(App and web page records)
▬▬▬▬▬▬▬▬▬▬
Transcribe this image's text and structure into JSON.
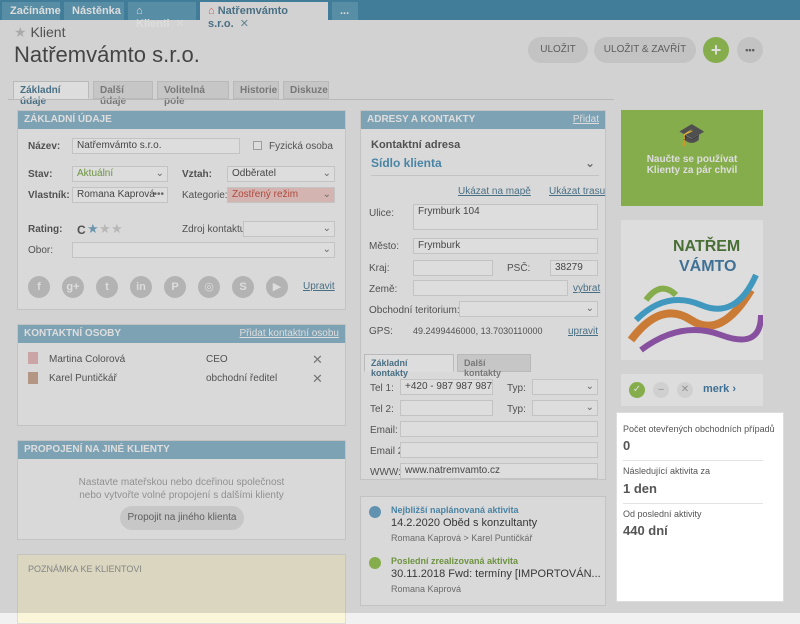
{
  "tabs": [
    {
      "label": "Začínáme"
    },
    {
      "label": "Nástěnka"
    },
    {
      "label": "Klienti"
    },
    {
      "label": "Natřemvámto s.r.o."
    },
    {
      "label": "..."
    }
  ],
  "header": {
    "kind": "Klient",
    "title": "Natřemvámto s.r.o.",
    "save": "ULOŽIT",
    "save_close": "ULOŽIT & ZAVŘÍT",
    "add": "+",
    "more": "•••"
  },
  "subtabs": [
    "Základní údaje",
    "Další údaje",
    "Volitelná pole",
    "Historie",
    "Diskuze"
  ],
  "basic": {
    "title": "ZÁKLADNÍ ÚDAJE",
    "name_label": "Název:",
    "name_value": "Natřemvámto s.r.o.",
    "person_label": "Fyzická osoba",
    "state_label": "Stav:",
    "state_value": "Aktuální",
    "relation_label": "Vztah:",
    "relation_value": "Odběratel",
    "owner_label": "Vlastník:",
    "owner_value": "Romana Kaprová",
    "category_label": "Kategorie:",
    "category_value": "Zostřený režim",
    "rating_label": "Rating:",
    "rating_value": "C",
    "source_label": "Zdroj kontaktu:",
    "field_label": "Obor:",
    "edit": "Upravit"
  },
  "contacts": {
    "title": "KONTAKTNÍ OSOBY",
    "add": "Přidat kontaktní osobu",
    "rows": [
      {
        "name": "Martina Colorová",
        "role": "CEO"
      },
      {
        "name": "Karel Puntičkář",
        "role": "obchodní ředitel"
      }
    ]
  },
  "links": {
    "title": "PROPOJENÍ NA JINÉ KLIENTY",
    "text1": "Nastavte mateřskou nebo dceřinou společnost",
    "text2": "nebo vytvořte volné propojení s dalšími klienty",
    "button": "Propojit na jiného klienta"
  },
  "note": {
    "title": "POZNÁMKA KE KLIENTOVI"
  },
  "address": {
    "title": "ADRESY A KONTAKTY",
    "add": "Přidat",
    "contact_address": "Kontaktní adresa",
    "seat": "Sídlo klienta",
    "show_map": "Ukázat na mapě",
    "show_route": "Ukázat trasu",
    "street_label": "Ulice:",
    "street_value": "Frymburk 104",
    "city_label": "Město:",
    "city_value": "Frymburk",
    "region_label": "Kraj:",
    "zip_label": "PSČ:",
    "zip_value": "38279",
    "country_label": "Země:",
    "country_link": "vybrat",
    "territory_label": "Obchodní teritorium:",
    "gps_label": "GPS:",
    "gps_value": "49.2499446000, 13.7030110000",
    "gps_link": "upravit",
    "tab_basic": "Základní kontakty",
    "tab_more": "Další kontakty",
    "tel1_label": "Tel 1:",
    "tel1_value": "+420 - 987 987 987",
    "type_label": "Typ:",
    "tel2_label": "Tel 2:",
    "type2_label": "Typ:",
    "email_label": "Email:",
    "email2_label": "Email 2:",
    "www_label": "WWW:",
    "www_value": "www.natremvamto.cz"
  },
  "activities": [
    {
      "heading": "Nejbližší naplánovaná aktivita",
      "line": "14.2.2020  Oběd s konzultanty",
      "people": "Romana Kaprová > Karel Puntičkář"
    },
    {
      "heading": "Poslední zrealizovaná aktivita",
      "line": "30.11.2018  Fwd: termíny [IMPORTOVÁN...",
      "people": "Romana Kaprová"
    }
  ],
  "promo": {
    "text1": "Naučte se používat",
    "text2": "Klienty za pár chvil"
  },
  "logo": {
    "line1": "NATŘEM",
    "line2": "VÁMTO"
  },
  "merk": {
    "label": "merk ›"
  },
  "stats": [
    {
      "label": "Počet otevřených obchodních případů",
      "value": "0"
    },
    {
      "label": "Následující aktivita za",
      "value": "1 den"
    },
    {
      "label": "Od poslední aktivity",
      "value": "440 dní"
    }
  ]
}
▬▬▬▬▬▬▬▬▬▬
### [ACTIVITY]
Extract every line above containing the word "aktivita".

### [WRITTEN REPLY]
      "heading": "Nejbližší naplánovaná aktivita",
      "heading": "Poslední zrealizovaná aktivita",
      "label": "Následující aktivita za",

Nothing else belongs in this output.